This is Part 5 in our series on proper pipeline installation and tile repair with Mad Dog Foam Bridges. We previously examined the stringing process, or the process where pipeline contractors lay out the individual sections of pipe for installation. Today we’ll look at welding and the final review process before the pipeline is finally lowered into the trench.

If you haven’t figured it out yet, pipeline installation is a complex process. That’s why we’re into Episode 5 of this series and the tube still hasn’t gone into the ground yet. Few steps in the process are as complicated as the next one, however. There’s a reason why licensed welders are among the best paid workers on any construction site.

Welding

Now that the pipe has been strung along the trench, welders can more formally attach them. Welding equipment is a far more sensitive tool than your common blowtorch (although it looks just as cool). There are multiple methods of welding, designed for different jobs. Pipeline welding requires Shielded Metal Arc Welding (or SHAW, for short), a process best for metal four mm or thicker. Direction of the weld is also important: Pipeline welders travel “downhill,” or from the top of the pipe down. Again, this is based on the thickness of the pipe involved.
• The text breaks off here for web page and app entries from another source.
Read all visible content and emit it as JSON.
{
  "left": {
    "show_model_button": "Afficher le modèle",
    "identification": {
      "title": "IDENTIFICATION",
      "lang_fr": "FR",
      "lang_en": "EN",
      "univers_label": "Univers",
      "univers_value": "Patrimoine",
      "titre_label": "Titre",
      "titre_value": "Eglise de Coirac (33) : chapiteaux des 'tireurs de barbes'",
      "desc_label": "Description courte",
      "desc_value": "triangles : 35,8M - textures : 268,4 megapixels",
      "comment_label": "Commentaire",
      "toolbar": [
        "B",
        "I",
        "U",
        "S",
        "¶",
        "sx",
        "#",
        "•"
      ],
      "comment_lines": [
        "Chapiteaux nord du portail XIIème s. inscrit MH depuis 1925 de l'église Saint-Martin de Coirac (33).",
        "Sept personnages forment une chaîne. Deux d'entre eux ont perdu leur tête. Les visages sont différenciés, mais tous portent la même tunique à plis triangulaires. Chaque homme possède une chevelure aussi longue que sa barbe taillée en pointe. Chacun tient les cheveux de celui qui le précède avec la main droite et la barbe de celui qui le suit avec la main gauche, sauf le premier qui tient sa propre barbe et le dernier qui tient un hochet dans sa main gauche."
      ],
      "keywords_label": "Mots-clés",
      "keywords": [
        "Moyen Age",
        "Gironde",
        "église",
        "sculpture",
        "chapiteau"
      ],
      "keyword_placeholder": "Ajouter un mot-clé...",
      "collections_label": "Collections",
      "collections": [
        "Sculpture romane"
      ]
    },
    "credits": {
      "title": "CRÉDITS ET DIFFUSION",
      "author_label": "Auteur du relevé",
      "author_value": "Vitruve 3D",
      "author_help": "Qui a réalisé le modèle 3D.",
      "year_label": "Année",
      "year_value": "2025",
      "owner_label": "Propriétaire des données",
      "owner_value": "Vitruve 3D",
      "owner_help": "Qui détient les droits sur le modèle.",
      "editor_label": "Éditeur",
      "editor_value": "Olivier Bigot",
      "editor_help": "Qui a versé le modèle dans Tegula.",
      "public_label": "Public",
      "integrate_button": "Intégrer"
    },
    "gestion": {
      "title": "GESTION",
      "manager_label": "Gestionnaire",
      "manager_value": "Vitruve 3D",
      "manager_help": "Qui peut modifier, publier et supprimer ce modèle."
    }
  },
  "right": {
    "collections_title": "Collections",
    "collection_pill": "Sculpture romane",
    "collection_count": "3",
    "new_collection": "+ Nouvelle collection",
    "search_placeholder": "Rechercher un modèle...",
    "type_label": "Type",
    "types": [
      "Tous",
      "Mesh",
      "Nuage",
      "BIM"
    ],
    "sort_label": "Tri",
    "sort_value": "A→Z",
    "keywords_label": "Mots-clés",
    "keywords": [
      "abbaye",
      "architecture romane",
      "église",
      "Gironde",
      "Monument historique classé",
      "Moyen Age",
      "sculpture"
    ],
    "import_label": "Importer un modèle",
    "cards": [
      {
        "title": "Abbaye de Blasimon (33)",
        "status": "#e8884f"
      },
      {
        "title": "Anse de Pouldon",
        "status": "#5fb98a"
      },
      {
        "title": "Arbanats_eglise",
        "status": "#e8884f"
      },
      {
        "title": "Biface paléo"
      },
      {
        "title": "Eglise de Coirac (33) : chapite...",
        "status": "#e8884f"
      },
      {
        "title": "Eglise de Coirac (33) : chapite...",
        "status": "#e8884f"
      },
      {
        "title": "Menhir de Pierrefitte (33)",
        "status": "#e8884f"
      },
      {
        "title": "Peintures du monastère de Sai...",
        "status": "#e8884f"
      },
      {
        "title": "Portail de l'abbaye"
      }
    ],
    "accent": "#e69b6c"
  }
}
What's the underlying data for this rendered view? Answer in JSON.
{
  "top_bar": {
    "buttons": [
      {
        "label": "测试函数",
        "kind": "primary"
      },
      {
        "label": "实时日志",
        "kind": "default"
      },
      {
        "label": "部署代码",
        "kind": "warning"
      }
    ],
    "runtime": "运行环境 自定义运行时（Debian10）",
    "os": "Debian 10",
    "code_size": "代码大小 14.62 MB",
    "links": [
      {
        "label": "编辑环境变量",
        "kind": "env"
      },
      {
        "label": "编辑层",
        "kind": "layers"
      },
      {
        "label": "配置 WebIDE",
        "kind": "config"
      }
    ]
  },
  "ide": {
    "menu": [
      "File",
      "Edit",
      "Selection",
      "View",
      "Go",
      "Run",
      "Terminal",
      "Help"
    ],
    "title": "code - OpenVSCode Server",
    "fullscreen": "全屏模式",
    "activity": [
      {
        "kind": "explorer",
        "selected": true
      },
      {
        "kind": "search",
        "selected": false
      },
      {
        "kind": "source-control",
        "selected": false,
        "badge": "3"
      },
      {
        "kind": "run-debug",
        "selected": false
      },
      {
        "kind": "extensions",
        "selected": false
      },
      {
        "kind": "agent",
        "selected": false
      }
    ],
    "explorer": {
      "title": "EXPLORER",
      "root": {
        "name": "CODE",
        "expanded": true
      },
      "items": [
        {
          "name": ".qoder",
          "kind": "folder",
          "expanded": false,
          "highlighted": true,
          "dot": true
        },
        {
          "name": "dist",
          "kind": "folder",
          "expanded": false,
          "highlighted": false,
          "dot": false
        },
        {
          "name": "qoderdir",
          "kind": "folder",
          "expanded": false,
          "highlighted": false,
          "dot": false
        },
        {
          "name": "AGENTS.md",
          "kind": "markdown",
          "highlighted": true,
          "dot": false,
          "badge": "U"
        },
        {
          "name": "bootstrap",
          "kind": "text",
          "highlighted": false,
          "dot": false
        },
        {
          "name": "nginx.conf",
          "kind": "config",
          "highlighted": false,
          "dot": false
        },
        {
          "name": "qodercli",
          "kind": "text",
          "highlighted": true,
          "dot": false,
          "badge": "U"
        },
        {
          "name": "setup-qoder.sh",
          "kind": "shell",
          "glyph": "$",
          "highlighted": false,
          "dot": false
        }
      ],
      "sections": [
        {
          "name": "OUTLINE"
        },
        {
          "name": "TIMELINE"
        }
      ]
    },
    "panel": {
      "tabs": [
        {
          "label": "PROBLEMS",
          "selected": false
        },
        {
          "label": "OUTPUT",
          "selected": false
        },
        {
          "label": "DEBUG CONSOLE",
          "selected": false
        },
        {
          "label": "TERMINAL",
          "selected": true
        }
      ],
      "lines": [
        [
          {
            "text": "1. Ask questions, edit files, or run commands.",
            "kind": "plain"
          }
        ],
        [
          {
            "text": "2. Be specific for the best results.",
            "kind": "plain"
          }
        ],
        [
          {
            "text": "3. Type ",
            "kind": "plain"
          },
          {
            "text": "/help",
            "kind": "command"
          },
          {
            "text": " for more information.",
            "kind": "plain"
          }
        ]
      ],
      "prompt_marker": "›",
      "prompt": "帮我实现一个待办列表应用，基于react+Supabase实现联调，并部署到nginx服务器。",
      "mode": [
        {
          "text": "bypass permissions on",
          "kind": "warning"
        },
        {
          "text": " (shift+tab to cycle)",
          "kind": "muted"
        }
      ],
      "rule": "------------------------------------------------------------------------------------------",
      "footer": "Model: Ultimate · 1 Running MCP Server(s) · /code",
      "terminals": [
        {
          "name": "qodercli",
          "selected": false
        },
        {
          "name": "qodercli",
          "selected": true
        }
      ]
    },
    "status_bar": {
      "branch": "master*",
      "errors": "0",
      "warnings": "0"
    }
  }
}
The pipes used during refinery construction are welded “uphill.”

The pipe must be warmed to high temperatures prior to the weld—250 to 400 F°. The colder the outdoor temperature (welders often need to work in subzero conditions, especially in the upper Midwest), the hotter the preheat temperature.

Individual welds can take a while, and these pipelines stretch for thousands of miles, so teams have built efficient strategies to boost performance.

This often involves three different teams coming through. First, several welders lay a “weld bead,” or an initial layer of “filling.” They then move onto the next joint, while the second team makes a “hot pass”—the nickname for a second welding layer—and also make the first filler pass. The third team adds another filler pass—this term refers to rounds where layers of metal are added—and then they provide a cover pass. The filler passes will bring the joint flush with the surface of the pipe, and the final cover pass will bring the weld slightly higher.

Xray

(Wikimedia Commons)

So yes, that’s at least six welds, barring any problems. Teams can do as many as 100 joints during a day of work.

“The pipeline industry is based on precision welds and lots of footage,” says Tommy Coker, a foreman at Welded Construction of Perrysburg, Ohio. “On a good day, we’ll weld more than a hundred joints. And each one of those welds passes visual and X-ray inspection.”

X-ray Inspection

The aforementioned X-ray is a reference to how weld joints are reviewed before approved to move forward. Most flaws won’t be visible to the naked eye, so X-ray crawler machines are sent through the pipeline to examine each joint.

If everything is up to snuff, the joints are heated again in preparation for a layer of protective coating. This application will protect the pipeline from corrosion, as well as providing insulation.

And after that…satisfaction at last for our patient readers: The pipeline is ready to be lowered into the trench. Come back for our next post for that moment of glory.